The Army and its complicated relationship with black hair are back! I’m sure before ordering the military to review its recent controversial hairstyle rules, Defense Secretary Chuck Hagel probably needed several people to explain why banning locks and twists was a problem for African American soldiers, let alone a priority for him.
But following a petition created by black women in uniform and protests from Congressional Black Caucus leaders like California Democratic Congresswoman Barbara Lee, reports the New York Times, Hagel got active.
Responding to a complaint lodged by the 16 women of the Congressional Black Caucus, Mr. Hagel said he had given the secretaries and military leaders of the Army, Air Force, Navy and Marines three months to review comprehensive military regulations as they pertain to black women “to ensure standards are fair and respectful of our diverse force.”
To some, this probably won’t seem like a big deal. But white confusion surrounding black hair has a long history which writers Lori L. Tharps and Ayana Byrd, authors of Hair Story: Untangling the Roots of Black Hair in America, tackled in a New York Times op-ed.
If a person doesn’t have black hair, isn’t married to someone with black hair or isn’t raising a child with black hair, this issue may seem like a whole lot of something about nothing. But what these women are demanding is a policy that reflects a basic understanding of black hair. For most black people, hair naturally grows up and out — think of the shape of an Afro — not down. But the Army’s regulations assume that all hair not only grows the same way but can be styled the same way. For example, one permitted hairstyle is a bun. Yet because of the thickness of a lot of black women’s hair, a bun is not always possible unless the hair is put into twists first. But twists and dreadlocks, no matter how narrow and neat, are banned in the policy and labeled “faddish” and “exaggerated.” …
The argument isn’t that the Army does not have the right to enforce a conservative code — this is the Army, after all — but that it must consider the diversity of hair textures. The current policy is the equivalent of a black majority military telling its thousands of white soldiers that they are required to have dreadlocks or Afros.

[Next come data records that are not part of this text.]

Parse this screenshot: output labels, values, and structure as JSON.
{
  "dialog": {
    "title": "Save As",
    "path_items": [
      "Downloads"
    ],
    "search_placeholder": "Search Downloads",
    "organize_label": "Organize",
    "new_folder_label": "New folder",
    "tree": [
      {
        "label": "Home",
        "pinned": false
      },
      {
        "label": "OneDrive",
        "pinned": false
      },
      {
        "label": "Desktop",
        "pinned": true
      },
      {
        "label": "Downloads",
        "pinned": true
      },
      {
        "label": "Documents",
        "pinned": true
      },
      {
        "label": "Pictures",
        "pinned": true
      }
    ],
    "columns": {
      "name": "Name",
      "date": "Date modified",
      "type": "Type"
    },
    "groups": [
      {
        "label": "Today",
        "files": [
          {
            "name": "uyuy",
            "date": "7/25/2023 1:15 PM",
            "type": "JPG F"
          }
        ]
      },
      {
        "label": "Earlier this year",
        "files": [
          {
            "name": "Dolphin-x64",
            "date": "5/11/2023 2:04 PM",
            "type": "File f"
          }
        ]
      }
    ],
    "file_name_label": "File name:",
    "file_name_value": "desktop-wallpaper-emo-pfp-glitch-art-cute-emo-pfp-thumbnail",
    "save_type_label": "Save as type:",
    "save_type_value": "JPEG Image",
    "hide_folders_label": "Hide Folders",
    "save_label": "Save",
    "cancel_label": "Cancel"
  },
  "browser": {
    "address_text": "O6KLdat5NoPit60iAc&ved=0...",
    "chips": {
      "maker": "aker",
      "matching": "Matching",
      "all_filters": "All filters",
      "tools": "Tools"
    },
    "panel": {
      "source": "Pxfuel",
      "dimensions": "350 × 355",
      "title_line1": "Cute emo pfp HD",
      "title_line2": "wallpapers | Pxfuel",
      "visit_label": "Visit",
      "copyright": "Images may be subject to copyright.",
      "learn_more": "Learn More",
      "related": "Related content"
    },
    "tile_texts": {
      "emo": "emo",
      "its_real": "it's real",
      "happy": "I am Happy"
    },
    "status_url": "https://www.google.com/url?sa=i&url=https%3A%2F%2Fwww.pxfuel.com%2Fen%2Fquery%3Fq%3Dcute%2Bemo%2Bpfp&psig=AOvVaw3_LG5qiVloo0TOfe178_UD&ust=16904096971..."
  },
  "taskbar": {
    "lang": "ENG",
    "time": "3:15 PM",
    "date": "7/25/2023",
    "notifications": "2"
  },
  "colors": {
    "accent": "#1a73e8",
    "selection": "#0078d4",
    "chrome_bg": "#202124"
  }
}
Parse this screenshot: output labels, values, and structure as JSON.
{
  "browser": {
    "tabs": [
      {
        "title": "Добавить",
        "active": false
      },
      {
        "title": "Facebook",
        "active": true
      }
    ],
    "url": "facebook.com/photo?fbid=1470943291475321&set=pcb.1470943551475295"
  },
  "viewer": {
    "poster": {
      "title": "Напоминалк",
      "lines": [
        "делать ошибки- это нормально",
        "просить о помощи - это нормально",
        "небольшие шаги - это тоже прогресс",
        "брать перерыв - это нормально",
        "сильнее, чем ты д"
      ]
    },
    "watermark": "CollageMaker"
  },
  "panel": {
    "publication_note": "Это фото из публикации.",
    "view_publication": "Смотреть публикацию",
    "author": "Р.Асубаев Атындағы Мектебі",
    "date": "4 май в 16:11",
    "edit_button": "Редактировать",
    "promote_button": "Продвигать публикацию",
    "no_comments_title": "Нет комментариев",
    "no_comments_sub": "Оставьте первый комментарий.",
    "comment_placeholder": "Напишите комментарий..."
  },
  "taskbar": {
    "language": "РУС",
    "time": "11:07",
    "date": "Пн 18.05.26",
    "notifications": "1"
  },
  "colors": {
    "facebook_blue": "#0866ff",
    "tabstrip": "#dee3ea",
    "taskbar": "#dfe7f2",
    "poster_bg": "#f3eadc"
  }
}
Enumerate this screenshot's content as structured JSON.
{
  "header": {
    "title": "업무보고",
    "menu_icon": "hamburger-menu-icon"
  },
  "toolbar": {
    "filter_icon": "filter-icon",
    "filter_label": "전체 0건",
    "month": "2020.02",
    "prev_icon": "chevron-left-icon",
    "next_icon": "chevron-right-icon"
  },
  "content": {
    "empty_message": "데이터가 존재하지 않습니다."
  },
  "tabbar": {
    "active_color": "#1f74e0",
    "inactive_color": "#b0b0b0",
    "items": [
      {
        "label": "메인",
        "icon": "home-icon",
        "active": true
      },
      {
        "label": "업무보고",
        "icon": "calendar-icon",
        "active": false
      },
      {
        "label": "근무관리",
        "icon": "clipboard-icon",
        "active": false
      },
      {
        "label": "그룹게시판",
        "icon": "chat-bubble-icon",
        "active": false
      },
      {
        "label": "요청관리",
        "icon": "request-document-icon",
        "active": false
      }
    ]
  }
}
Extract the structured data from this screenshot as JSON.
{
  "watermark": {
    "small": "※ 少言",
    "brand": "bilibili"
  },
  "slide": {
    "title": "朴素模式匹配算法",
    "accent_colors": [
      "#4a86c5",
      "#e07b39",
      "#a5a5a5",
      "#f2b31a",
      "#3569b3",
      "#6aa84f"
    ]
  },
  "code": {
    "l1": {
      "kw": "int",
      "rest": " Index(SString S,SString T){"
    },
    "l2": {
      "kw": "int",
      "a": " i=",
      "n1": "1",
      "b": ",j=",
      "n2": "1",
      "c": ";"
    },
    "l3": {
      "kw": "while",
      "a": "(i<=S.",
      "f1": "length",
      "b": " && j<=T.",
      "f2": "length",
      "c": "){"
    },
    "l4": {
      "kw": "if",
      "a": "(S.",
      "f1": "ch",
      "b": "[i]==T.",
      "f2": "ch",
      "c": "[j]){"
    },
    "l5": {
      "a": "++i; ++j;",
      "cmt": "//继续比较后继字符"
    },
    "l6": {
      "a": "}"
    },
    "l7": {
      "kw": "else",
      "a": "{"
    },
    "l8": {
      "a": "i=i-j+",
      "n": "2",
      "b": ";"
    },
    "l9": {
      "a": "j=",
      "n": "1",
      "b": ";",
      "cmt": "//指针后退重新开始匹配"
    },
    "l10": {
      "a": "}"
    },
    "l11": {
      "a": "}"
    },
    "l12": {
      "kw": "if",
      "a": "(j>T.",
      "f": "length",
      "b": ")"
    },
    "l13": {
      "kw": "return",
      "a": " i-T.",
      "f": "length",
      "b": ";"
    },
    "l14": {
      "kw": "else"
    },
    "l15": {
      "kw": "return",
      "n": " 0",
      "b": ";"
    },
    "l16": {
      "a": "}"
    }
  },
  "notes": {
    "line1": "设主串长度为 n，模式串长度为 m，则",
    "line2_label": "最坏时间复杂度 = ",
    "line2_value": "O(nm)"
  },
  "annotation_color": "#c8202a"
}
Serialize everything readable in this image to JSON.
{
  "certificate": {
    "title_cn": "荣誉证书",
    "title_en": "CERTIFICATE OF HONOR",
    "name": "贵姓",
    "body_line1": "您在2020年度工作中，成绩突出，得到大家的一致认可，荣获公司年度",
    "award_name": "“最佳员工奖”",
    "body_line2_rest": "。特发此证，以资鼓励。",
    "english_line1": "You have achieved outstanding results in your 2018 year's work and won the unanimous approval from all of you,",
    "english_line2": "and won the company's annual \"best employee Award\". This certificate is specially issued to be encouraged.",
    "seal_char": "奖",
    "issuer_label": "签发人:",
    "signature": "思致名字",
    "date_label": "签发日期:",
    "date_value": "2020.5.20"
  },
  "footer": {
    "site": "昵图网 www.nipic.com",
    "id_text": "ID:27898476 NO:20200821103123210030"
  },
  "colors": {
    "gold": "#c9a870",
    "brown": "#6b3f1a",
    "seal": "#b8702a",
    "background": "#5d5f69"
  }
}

If nothing else, maybe all of this controversy, conversation and public military review can, once and for all, answer THE black hair question of 'How did you get your hair like that?' A girl can dream ...
Image via the Army.